In DVD/Blu-ray by Paula Hammond - Features Editor

If you’ve a soft-spot for B movies, with lurid Technicolour  visuals, mad science, over the top performaces, and improbably-sized apes, then Network have a treat for you.

This August sees the release of 60s sci-fi horror, Konga in which Michael Gough turns in a memorable performance as a demented professor whose dubious experiments lead to madness, disaster, and terror.

The sole survivor of an African plane crash, noted scientist Dr Decker (Gough) is rescued from the jungle along with a baby chimpanzee, who he dubs Konga. But Decker’s sinister experiments cause Konga to grow to fantastic proportions.  Encountering opposition to both his research and a potential love affair, the unhinged scientist soon decides to put the supersized primate to terrifying use.

The theme is a familiar one, and those who know and love King Kong, will find Konga a poor echo. The storyline is often nonsensical, and the scriptwriters never quite manage to explain how a baby chimp transforms into a giant gorilla. However, let’s be honest, we don’t watch films like Konga for the plotting or sparkling effects.

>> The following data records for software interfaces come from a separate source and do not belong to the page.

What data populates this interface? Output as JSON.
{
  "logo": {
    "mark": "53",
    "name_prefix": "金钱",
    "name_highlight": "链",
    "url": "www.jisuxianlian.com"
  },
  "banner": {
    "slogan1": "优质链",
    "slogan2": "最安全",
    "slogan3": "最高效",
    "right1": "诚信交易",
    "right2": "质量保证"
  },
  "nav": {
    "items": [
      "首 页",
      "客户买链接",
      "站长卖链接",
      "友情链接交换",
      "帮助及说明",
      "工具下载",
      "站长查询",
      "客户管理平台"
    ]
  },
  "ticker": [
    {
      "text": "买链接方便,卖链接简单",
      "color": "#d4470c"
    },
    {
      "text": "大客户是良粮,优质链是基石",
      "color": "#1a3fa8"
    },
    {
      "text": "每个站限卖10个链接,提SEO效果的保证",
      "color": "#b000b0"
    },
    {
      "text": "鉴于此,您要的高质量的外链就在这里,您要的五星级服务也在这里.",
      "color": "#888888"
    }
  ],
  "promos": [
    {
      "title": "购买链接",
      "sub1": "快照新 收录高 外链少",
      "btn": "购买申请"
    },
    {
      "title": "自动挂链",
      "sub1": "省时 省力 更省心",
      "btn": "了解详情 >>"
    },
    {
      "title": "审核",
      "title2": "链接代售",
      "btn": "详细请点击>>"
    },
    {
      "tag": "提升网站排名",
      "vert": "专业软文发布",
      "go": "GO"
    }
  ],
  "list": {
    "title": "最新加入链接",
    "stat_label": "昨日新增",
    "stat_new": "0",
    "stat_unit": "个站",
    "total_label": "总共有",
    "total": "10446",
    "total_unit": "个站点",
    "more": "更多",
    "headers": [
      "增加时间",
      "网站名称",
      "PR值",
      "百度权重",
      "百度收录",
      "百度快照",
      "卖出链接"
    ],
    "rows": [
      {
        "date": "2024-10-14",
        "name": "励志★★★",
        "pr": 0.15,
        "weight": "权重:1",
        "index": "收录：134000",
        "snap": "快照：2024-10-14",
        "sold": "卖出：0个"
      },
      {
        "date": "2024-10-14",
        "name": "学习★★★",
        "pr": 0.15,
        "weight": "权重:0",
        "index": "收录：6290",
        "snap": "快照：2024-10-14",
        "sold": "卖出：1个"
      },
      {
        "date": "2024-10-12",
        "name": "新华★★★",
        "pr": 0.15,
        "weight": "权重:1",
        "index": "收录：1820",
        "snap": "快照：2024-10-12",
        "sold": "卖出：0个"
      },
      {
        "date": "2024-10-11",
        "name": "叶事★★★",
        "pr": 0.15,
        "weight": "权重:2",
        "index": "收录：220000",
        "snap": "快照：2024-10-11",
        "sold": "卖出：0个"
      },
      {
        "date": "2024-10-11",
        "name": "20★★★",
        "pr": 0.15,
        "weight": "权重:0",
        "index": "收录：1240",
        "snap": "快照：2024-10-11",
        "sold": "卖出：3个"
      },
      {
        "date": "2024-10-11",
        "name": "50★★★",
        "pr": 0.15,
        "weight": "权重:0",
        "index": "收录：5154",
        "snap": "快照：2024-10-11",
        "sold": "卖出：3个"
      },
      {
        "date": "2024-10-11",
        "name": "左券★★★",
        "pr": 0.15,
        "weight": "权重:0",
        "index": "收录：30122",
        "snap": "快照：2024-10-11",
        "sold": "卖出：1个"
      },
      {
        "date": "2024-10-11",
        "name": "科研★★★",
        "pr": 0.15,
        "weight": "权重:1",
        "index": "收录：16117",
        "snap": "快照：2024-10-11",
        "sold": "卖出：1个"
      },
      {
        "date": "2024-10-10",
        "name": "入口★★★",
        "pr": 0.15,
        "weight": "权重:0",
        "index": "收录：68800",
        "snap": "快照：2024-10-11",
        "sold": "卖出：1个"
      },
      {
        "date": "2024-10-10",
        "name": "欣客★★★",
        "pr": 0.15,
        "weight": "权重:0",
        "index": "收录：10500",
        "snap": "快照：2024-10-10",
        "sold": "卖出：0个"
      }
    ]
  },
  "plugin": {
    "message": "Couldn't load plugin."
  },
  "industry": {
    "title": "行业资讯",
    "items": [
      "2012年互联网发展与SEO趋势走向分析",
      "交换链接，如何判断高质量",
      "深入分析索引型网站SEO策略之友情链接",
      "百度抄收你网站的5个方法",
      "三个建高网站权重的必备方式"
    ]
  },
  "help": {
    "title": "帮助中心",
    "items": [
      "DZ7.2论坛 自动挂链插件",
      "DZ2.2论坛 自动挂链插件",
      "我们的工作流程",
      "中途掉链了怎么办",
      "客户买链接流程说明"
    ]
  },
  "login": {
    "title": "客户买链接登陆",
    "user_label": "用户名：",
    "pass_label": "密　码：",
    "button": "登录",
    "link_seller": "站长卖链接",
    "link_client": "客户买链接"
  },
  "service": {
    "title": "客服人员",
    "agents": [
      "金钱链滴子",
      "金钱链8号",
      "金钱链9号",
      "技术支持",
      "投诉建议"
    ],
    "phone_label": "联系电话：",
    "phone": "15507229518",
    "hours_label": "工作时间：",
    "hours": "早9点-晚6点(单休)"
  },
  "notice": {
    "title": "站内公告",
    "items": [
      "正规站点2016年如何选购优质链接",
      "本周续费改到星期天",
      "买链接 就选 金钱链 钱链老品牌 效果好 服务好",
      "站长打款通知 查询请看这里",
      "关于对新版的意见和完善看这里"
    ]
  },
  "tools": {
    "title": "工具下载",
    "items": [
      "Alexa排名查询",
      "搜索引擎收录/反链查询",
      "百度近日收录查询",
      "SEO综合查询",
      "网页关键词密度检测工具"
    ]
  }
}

We watch them because there’s nothing more satisfying on a wet Sunday afternoon than settling down to a cup of tea and a slice of monster-fuelled silliness. 

Konga is classic cult kitsch.


• Theatrical trailer.
• Image gallery.